The journey Jimmie Loyd and his family took during his last year moves quickly from old memories to a doctor’s appointment to learn why he looks and feels so tired. After his physical, Loyd says he’s okay and that he will check in with the doctor again after they get back from a trip to Oregon to visit his son Jimmy and his wife Amy.
Once in Oregon, it’s obvious Loyd is more than simply tired. Hospital tests show he has leukemia and more testing shows that the form of leukemia he has is “a vicious disease… that affects red blood cells, platelets, white blood cells, and bone marrow.” The family fathers, an aggressive treatment program is prescribed, and remission comes and goes on a hope-against-hope rollercoaster ride of emotions during good days and bad days.
Known up and down the hall as “the preacher man from Tennessee,” Loyd fights his vicious disease with a positive attitude and determination that endears him to the hospital’s staff and volunteers. The staff sees the love and support of his family as they face each turning point and hard decision including the one to go home to Tennessee when there is nothing else the hospital can do. His doctors and nurses give him a standing ovation on the day he is discharged.

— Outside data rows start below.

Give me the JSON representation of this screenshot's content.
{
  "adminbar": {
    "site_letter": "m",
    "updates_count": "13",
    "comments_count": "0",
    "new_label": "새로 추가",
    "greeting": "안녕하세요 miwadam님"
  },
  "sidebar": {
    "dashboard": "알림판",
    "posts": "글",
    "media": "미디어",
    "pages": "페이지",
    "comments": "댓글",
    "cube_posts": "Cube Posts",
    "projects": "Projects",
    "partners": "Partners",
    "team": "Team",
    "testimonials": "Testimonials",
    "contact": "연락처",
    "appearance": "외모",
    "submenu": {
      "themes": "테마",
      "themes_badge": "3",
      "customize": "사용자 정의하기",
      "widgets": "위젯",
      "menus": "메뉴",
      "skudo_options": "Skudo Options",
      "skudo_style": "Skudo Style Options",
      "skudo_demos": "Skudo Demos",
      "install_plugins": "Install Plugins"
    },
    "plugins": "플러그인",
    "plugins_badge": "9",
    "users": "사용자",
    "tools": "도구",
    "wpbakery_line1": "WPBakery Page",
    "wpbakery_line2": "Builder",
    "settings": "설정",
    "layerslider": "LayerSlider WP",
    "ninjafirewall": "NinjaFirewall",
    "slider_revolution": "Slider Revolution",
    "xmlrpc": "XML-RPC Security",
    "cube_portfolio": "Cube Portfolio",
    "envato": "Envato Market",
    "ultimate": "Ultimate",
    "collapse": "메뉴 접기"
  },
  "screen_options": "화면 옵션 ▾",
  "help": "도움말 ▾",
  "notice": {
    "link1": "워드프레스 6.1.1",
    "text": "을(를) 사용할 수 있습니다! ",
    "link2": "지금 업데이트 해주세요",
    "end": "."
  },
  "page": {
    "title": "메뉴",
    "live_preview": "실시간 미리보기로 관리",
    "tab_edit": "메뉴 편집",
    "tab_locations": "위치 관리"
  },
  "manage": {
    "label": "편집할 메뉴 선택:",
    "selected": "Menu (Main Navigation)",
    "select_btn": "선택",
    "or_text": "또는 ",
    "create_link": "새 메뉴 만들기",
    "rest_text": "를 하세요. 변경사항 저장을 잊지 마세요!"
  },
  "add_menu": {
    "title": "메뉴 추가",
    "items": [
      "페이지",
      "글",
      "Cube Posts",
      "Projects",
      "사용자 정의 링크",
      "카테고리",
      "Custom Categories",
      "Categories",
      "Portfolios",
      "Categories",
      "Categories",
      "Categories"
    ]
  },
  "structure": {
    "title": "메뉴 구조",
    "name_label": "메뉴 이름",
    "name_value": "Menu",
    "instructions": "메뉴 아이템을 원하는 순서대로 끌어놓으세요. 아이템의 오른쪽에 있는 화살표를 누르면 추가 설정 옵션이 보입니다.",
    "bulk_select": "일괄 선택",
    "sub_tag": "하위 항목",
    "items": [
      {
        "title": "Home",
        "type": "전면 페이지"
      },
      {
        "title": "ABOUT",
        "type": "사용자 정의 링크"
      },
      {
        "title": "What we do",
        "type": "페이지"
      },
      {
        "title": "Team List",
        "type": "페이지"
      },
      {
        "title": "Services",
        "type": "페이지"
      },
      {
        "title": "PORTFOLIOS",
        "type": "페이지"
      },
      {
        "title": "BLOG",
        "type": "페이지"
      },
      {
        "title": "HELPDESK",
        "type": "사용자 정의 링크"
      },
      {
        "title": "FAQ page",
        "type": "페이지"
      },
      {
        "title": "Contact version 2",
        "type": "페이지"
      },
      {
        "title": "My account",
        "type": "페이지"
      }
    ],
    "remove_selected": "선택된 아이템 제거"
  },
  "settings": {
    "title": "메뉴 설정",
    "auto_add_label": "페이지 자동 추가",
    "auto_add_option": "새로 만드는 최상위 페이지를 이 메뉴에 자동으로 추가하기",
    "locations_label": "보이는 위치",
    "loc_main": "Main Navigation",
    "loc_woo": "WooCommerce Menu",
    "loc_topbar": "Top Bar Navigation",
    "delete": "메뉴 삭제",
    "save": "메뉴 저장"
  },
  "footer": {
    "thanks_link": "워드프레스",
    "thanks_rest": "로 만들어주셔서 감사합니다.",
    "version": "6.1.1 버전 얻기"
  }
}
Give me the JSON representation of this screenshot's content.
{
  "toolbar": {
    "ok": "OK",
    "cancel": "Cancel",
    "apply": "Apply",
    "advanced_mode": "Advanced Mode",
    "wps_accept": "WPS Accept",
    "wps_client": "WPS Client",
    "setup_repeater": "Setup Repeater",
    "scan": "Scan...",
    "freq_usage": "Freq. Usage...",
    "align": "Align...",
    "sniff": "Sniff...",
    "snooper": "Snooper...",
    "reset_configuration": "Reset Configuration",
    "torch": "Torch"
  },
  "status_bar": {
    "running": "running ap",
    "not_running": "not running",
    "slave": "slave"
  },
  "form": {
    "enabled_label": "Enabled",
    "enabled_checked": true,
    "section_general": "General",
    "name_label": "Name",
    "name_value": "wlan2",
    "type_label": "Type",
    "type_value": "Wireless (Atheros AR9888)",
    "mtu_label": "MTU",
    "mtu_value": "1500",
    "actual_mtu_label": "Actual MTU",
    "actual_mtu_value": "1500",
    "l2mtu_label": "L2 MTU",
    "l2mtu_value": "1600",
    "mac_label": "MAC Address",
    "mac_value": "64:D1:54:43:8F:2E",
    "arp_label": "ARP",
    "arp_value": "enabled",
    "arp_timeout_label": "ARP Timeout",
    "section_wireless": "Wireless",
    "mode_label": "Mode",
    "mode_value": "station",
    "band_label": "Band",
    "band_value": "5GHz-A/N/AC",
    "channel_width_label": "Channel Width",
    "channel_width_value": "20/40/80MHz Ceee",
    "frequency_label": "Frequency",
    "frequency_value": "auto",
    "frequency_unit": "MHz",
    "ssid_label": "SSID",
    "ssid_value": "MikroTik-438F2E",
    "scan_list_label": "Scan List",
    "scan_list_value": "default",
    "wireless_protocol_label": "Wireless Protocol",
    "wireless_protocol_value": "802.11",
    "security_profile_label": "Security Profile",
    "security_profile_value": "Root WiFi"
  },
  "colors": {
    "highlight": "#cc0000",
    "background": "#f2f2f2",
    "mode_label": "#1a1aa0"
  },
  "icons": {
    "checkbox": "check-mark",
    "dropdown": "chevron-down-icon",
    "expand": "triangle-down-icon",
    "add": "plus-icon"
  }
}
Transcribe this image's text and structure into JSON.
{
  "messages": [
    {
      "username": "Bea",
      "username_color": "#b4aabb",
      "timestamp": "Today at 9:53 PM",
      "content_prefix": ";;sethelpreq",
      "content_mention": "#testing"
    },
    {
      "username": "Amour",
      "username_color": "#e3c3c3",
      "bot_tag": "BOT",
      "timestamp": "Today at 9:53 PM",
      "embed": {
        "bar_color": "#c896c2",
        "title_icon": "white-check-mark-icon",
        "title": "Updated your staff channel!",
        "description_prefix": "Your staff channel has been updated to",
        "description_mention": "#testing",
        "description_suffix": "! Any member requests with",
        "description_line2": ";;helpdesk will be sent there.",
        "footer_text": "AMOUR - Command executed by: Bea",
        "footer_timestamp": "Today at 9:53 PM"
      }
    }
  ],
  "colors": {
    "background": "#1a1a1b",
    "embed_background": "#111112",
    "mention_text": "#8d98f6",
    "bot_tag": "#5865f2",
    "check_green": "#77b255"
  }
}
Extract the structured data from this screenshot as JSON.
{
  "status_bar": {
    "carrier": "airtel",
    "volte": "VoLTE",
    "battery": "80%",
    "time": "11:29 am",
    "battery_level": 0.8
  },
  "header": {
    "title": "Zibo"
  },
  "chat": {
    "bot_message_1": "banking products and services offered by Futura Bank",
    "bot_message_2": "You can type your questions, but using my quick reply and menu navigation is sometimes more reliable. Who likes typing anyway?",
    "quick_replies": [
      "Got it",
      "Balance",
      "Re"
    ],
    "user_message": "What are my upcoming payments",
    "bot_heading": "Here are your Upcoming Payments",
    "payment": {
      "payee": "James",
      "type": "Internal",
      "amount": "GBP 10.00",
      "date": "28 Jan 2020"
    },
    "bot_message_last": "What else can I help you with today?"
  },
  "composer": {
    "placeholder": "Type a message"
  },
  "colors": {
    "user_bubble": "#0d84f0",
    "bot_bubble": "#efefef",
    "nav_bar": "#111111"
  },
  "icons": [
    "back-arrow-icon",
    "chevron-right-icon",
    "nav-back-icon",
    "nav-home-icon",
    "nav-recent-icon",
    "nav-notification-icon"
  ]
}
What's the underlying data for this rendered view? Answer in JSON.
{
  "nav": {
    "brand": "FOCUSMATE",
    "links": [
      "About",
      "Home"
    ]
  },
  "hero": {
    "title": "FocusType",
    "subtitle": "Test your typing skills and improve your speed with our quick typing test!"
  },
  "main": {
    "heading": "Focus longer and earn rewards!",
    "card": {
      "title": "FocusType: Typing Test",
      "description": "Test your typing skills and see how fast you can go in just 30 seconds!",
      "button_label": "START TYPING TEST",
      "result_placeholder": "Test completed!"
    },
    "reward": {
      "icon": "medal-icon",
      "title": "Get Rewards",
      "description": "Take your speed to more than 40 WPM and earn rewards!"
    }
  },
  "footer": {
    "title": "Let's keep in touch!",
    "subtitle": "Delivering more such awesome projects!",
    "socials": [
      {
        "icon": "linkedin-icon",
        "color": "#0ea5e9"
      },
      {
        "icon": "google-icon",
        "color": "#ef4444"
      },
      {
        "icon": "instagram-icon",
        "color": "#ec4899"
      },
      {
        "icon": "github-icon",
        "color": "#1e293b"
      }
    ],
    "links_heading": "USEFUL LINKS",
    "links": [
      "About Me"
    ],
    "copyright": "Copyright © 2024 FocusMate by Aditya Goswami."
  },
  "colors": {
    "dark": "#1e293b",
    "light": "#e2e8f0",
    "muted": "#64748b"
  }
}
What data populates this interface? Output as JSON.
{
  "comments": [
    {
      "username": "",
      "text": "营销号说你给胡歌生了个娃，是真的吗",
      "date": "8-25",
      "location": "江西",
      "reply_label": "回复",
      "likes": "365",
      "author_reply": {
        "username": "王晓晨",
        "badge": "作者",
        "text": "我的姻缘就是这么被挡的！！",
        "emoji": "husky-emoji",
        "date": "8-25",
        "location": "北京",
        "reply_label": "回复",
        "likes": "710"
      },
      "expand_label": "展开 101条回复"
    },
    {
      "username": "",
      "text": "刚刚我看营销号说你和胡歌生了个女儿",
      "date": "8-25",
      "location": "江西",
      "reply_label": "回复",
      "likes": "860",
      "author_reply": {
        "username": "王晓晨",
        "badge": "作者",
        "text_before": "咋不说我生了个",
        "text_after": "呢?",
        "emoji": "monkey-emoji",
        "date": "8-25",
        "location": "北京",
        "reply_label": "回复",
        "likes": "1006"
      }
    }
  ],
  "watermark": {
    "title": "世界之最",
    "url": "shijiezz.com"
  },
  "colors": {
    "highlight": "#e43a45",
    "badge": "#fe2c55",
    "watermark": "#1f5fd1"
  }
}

Love and Synergy is a story about the Reverend Jimmie Loyd, and his faith runs through it like a deep river. Love and Synergy is also a story about a family’s unconditional love and support for each other, and it ends as an inspiration to all who face similar journeys. The author’s father would like that.